Back pain is the number one musculoskeletal complaint in the world. It is the second most common reason for individuals to present to their GP. It has been reported that up to 80% of the population will experience an episode of back pain at some stage in their life. Unfortunately, with all of the advances in modern medicine, the amount of people suffering remains unchanged.
Some have an acute episode that may be only a few hours or days old, whilst other have long term back pain that has been present for many, many years. Almost always this limits the person from doing what they want to do, whether that be work or play. Visiting a trained therapist is THE BEST way to combat back pain. However, keeping this in mind, there are some things you can do to reduce the risk of back pain.
Poor sitting posture can be a factor
If you sit for work looking at your work station ergonomics will help. Poor ergonomics make it harder for you to maintain better postures. A supportive chair and an optimal positioning of things like the screen, mouse and keyboard will go a long way to aiding with better posture. However even the very best sitting posture will cause repetitive stress over time, so having multiple variations of workstation is really the best. It is why sit-stand desks have become so popular. The ability to change between sitting and standing throughout the day seems to be the best way to beat the stress of poor posture.
Get adequate sleep
Sleep has been shown to have amazing restorative powers. Sleeping posture is thought to have an influence on our pain and whilst changing our habits can be hard, there are some tricks that can help relieve the stress on your body. Side sleepers can benefit from placing a pillow between their knees, whilst back sleepers often find putting a pillow underneath their legs can aid in reduction of their pain. Having the correct pillow for you to rest your head on is also vitally important. An inadequate pillow can lead to your head and neck spending all night in an elongated position, possibly causing undue stress on the muscles, joints and ligaments of those areas and making sleep difficult. The one thing that is commonly glossed over if you are waking up sore is the age and quality of their mattress. Mattresses will degrade over time and lose their ability to support your body. Whilst this is an expensive purchase in one’s life, remember that you spend a third of your life in it so it’s quite an important investment in your health.
Lifting techniques are important
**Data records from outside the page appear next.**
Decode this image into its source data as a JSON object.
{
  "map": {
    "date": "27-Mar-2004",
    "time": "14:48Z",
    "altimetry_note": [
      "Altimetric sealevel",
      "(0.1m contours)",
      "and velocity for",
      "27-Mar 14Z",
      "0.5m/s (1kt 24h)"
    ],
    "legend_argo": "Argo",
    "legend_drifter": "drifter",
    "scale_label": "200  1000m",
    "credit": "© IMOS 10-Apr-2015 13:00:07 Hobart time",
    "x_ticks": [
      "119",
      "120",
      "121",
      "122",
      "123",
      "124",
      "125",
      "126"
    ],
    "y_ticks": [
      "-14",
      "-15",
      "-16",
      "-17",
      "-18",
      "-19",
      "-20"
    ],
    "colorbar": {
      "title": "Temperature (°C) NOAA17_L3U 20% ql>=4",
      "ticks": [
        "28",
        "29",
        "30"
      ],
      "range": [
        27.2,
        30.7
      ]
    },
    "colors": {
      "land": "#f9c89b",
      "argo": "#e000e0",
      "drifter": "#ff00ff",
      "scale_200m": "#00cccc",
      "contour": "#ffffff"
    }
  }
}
Poor lifting technique will increase the stress and load on the muscles, joint and ligaments in your back. Doing this repetitively over a period of time will increase the likelihood of injury. Make sure you understand and adopt a good lifting technique because adequate positioning, strength and flexibility may help reduce the risk of injury.
Maintaining good physical conditioning is important. Backs can be predisposed to injury by a lack of activity and a sudden increase in activity. Exercise is considered one of the most important ways to maintain back health and has been shown to be one of the best ways to reduce long term back pain. Our sedentary lifestyles cause our muscles to weaken and thus this decrease in strength means our body struggles to tolerate the stress and strain of everyday life. Physical activity provides the stimulus required to counteract our sedentary lifestyles, helping makes us not only stronger but has been shown to have a positive effect on our mental state.
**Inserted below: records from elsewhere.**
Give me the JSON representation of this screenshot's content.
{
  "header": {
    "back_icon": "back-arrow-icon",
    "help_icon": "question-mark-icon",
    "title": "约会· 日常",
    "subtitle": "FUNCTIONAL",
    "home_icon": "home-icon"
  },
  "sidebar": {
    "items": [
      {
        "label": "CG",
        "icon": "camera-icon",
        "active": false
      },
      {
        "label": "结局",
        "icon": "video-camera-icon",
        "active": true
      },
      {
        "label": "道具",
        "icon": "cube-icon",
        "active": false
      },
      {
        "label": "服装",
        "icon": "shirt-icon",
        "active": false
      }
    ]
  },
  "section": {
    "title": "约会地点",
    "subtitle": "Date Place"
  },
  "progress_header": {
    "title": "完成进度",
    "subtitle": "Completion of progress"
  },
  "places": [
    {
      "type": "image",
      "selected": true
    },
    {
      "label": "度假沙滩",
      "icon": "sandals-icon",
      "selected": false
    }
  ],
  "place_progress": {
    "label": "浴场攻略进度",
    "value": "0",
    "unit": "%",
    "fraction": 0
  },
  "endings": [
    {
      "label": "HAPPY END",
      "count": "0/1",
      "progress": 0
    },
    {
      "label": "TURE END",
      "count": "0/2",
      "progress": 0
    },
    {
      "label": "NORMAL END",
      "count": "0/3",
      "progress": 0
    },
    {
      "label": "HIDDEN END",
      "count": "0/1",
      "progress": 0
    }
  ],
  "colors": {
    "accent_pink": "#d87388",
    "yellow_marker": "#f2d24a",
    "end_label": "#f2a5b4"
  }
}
Treatment - Massage and manual therapy
Manual therapy is the best option to reduce back pain. Massage will increase blood flow to the muscles and connective tissue, which will promote healing. It will help strengthen, stretch and mobilise tense tissue, aiding in relaxation of the area.